Using a three-pin plug as your primary method of charging your EV can also be unsafe and potentially cause fires due to the high electrical current putting a strain on the components in the wall socket. Also, unless you've got an outside domestic socket, keeping the door ajar during adverse weather conditions might be unwise.
How much are Type 2 EV charging cables?
Smart Home Charge offers cables from £179 but cable length can vary, and you can choose different styles and features.
How long can a Type 2 EV charging cable be?
You can get different length cable for EV charging cables ranging from 2.5m to well over 10m.
When it comes to charging cable length, it is important to think about where your electric vehicle is going to be parked in relation to the charge point. When connected to a charge point and vehicle, your EV cable should trail along the floor and not be dangling above the ground or “taught”.
You don't want people or pets tripping over EV cables and neither do you want your new EV cable damaging your car.
Smart Home Charge offers cables in a choice of 5 metres or 10 metres with free UK delivery.
How do I choose a charging cable?
Like clothes, charging cables have a cost per use that is higher or lower depending on the quality of materials it is built from.
While there are cheap charging cables out there, we recommend that you do not sacrifice build quality to save a few quid. Cheaply made EV cables are not only more likely to break quicker but they can also charge at a slower rate due to the power limit being lowered to save costs.
Well-built EV cables are also more likely to withstand the knocks and bumps of life such as being dropped from a height or the accidental running over by your vehicle.
The best way to know if a cable is of good quality is by holding the connector part of the cable. Does it feel brittle and cheap? Does it make any creaking noises when you squeeze it? Are the ends of the cable properly secured to the charging gun? These are all questions to think about before purchasing a cable or choosing to keep the one you have brought online.
Available in different lengths, as well as coiled options for easier storage, our charging cables are well made and built in the UK.
Browse our charging cables
Can I charge my EV for free?
Some supermarkets allow you to use an EV charging station for free, which is great for upping your range while your vehicle is parked up during shopping anyway. A lot of supermarkets and are on board with the electric car movement, and will have a list on their website indicating where you can charge your electric vehicle while you shop.
Is Pod Point charging free at Tesco?
To use Tesco electric charging devices, the user must download PodPoint smartphone apps or use PodPoint web sites. 7kW charging power is provided free during your visit to the Shop. Not all PodPoints are free to use, however there are no subscription or connection fees for charging your electric car.
Are Pod Points free to use?

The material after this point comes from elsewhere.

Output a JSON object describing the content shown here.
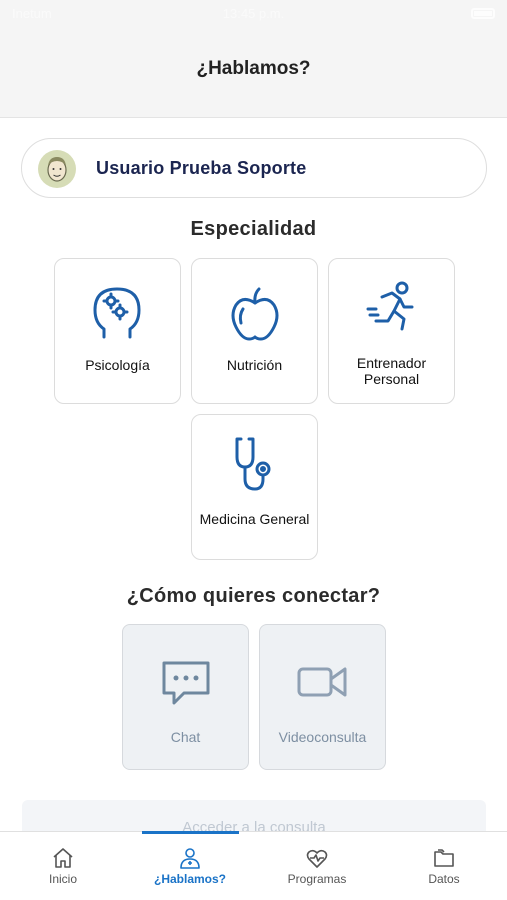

Charging your electric vehicle at a Pod Point charging points depends on the individual shop or company. There is Type 1 and Type 2 compatibility, as well as AC and DC charging. You can find Pod Points at Heathrow, Tesco, Center Parcs, Sainsbury's, Lidl, Gatwick, McDonalds, David Lloyd Clubs, Chester Zoo, Premier Inn and more.